* **DATA**:
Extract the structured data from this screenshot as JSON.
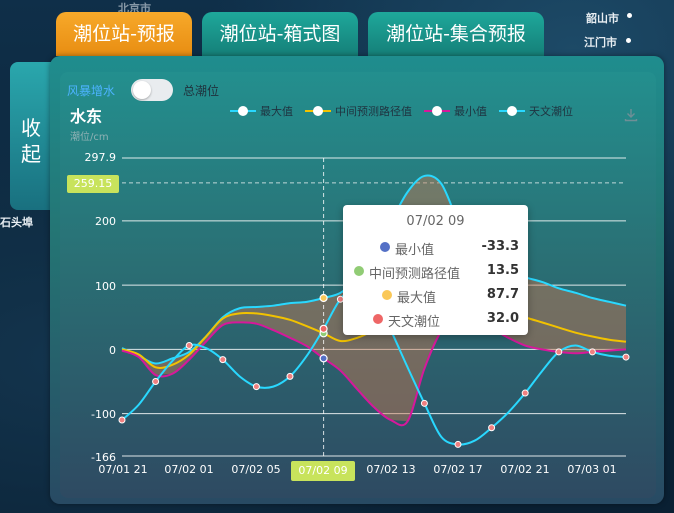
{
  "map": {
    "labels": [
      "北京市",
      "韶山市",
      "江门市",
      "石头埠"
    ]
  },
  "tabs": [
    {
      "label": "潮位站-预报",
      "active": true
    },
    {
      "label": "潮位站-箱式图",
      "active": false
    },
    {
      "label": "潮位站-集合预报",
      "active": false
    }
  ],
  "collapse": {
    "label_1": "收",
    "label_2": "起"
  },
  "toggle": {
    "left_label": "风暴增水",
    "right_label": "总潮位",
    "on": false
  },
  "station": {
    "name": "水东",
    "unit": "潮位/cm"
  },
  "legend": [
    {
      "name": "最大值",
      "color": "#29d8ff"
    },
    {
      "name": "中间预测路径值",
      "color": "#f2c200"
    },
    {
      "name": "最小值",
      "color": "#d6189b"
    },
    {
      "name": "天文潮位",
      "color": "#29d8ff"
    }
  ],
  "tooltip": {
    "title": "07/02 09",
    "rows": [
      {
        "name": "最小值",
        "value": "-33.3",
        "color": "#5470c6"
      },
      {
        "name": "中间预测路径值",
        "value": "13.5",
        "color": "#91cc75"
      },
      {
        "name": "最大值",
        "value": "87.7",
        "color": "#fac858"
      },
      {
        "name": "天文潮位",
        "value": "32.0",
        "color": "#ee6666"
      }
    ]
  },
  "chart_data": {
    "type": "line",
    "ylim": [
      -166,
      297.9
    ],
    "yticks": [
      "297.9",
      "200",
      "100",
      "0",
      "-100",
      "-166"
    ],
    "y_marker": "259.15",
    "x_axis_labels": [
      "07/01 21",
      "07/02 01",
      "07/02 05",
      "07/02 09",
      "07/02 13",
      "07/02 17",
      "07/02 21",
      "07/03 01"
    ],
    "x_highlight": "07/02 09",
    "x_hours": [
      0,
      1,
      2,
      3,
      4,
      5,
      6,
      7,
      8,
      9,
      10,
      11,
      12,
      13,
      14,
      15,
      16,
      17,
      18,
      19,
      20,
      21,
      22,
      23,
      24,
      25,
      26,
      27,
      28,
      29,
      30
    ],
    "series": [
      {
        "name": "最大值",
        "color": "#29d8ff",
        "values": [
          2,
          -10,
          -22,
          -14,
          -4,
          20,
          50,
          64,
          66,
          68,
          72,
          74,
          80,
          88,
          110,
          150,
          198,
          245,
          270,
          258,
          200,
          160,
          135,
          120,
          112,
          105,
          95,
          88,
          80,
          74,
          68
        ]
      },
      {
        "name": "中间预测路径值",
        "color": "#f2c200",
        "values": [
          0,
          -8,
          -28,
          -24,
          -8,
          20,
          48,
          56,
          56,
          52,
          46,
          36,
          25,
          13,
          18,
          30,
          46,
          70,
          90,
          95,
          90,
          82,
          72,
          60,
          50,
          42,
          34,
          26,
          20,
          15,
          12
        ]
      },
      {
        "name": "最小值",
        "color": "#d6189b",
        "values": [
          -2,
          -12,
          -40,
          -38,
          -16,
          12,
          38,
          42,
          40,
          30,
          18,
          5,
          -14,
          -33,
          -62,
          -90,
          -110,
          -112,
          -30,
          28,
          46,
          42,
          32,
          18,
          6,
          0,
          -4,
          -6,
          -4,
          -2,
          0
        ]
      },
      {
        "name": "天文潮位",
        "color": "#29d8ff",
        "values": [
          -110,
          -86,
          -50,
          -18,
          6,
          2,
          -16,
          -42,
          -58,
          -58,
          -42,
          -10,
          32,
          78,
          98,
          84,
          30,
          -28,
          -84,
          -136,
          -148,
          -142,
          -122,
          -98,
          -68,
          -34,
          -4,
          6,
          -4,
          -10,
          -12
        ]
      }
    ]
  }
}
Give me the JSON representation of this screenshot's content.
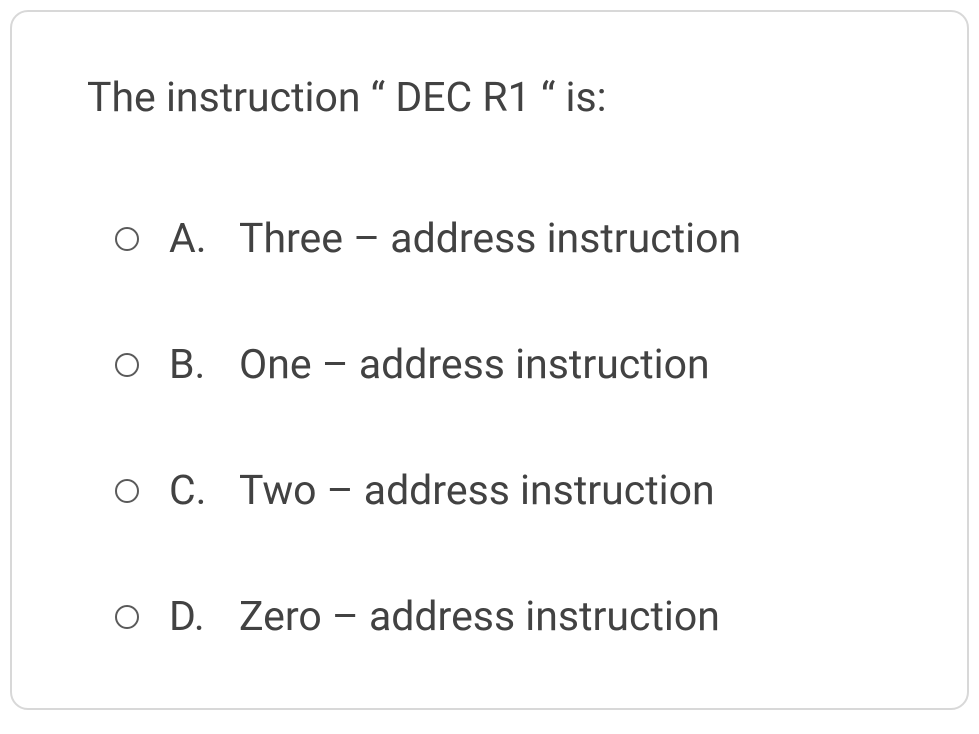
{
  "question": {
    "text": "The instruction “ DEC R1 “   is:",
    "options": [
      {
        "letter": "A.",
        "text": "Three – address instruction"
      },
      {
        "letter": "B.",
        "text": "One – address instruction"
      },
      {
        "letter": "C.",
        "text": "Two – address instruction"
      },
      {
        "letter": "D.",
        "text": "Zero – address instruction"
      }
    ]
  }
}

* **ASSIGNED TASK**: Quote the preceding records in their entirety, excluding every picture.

* **TASK ANSWER**:
Extract the structured data from this screenshot as JSON.
{
  "map": {
    "labels": [
      "北京市",
      "韶山市",
      "江门市",
      "石头埠"
    ]
  },
  "tabs": [
    {
      "label": "潮位站-预报",
      "active": true
    },
    {
      "label": "潮位站-箱式图",
      "active": false
    },
    {
      "label": "潮位站-集合预报",
      "active": false
    }
  ],
  "collapse": {
    "label_1": "收",
    "label_2": "起"
  },
  "toggle": {
    "left_label": "风暴增水",
    "right_label": "总潮位",
    "on": false
  },
  "station": {
    "name": "水东",
    "unit": "潮位/cm"
  },
  "legend": [
    {
      "name": "最大值",
      "color": "#29d8ff"
    },
    {
      "name": "中间预测路径值",
      "color": "#f2c200"
    },
    {
      "name": "最小值",
      "color": "#d6189b"
    },
    {
      "name": "天文潮位",
      "color": "#29d8ff"
    }
  ],
  "tooltip": {
    "title": "07/02 09",
    "rows": [
      {
        "name": "最小值",
        "value": "-33.3",
        "color": "#5470c6"
      },
      {
        "name": "中间预测路径值",
        "value": "13.5",
        "color": "#91cc75"
      },
      {
        "name": "最大值",
        "value": "87.7",
        "color": "#fac858"
      },
      {
        "name": "天文潮位",
        "value": "32.0",
        "color": "#ee6666"
      }
    ]
  },
  "chart_data": {
    "type": "line",
    "ylim": [
      -166,
      297.9
    ],
    "yticks": [
      "297.9",
      "200",
      "100",
      "0",
      "-100",
      "-166"
    ],
    "y_marker": "259.15",
    "x_axis_labels": [
      "07/01 21",
      "07/02 01",
      "07/02 05",
      "07/02 09",
      "07/02 13",
      "07/02 17",
      "07/02 21",
      "07/03 01"
    ],
    "x_highlight": "07/02 09",
    "x_hours": [
      0,
      1,
      2,
      3,
      4,
      5,
      6,
      7,
      8,
      9,
      10,
      11,
      12,
      13,
      14,
      15,
      16,
      17,
      18,
      19,
      20,
      21,
      22,
      23,
      24,
      25,
      26,
      27,
      28,
      29,
      30
    ],
    "series": [
      {
        "name": "最大值",
        "color": "#29d8ff",
        "values": [
          2,
          -10,
          -22,
          -14,
          -4,
          20,
          50,
          64,
          66,
          68,
          72,
          74,
          80,
          88,
          110,
          150,
          198,
          245,
          270,
          258,
          200,
          160,
          135,
          120,
          112,
          105,
          95,
          88,
          80,
          74,
          68
        ]
      },
      {
        "name": "中间预测路径值",
        "color": "#f2c200",
        "values": [
          0,
          -8,
          -28,
          -24,
          -8,
          20,
          48,
          56,
          56,
          52,
          46,
          36,
          25,
          13,
          18,
          30,
          46,
          70,
          90,
          95,
          90,
          82,
          72,
          60,
          50,
          42,
          34,
          26,
          20,
          15,
          12
        ]
      },
      {
        "name": "最小值",
        "color": "#d6189b",
        "values": [
          -2,
          -12,
          -40,
          -38,
          -16,
          12,
          38,
          42,
          40,
          30,
          18,
          5,
          -14,
          -33,
          -62,
          -90,
          -110,
          -112,
          -30,
          28,
          46,
          42,
          32,
          18,
          6,
          0,
          -4,
          -6,
          -4,
          -2,
          0
        ]
      },
      {
        "name": "天文潮位",
        "color": "#29d8ff",
        "values": [
          -110,
          -86,
          -50,
          -18,
          6,
          2,
          -16,
          -42,
          -58,
          -58,
          -42,
          -10,
          32,
          78,
          98,
          84,
          30,
          -28,
          -84,
          -136,
          -148,
          -142,
          -122,
          -98,
          -68,
          -34,
          -4,
          6,
          -4,
          -10,
          -12
        ]
      }
    ]
  }
}
Give me the JSON representation of this screenshot's content.
{
  "question": {
    "text": "The instruction “ DEC R1 “   is:",
    "options": [
      {
        "letter": "A.",
        "text": "Three – address instruction"
      },
      {
        "letter": "B.",
        "text": "One – address instruction"
      },
      {
        "letter": "C.",
        "text": "Two – address instruction"
      },
      {
        "letter": "D.",
        "text": "Zero – address instruction"
      }
    ]
  }
}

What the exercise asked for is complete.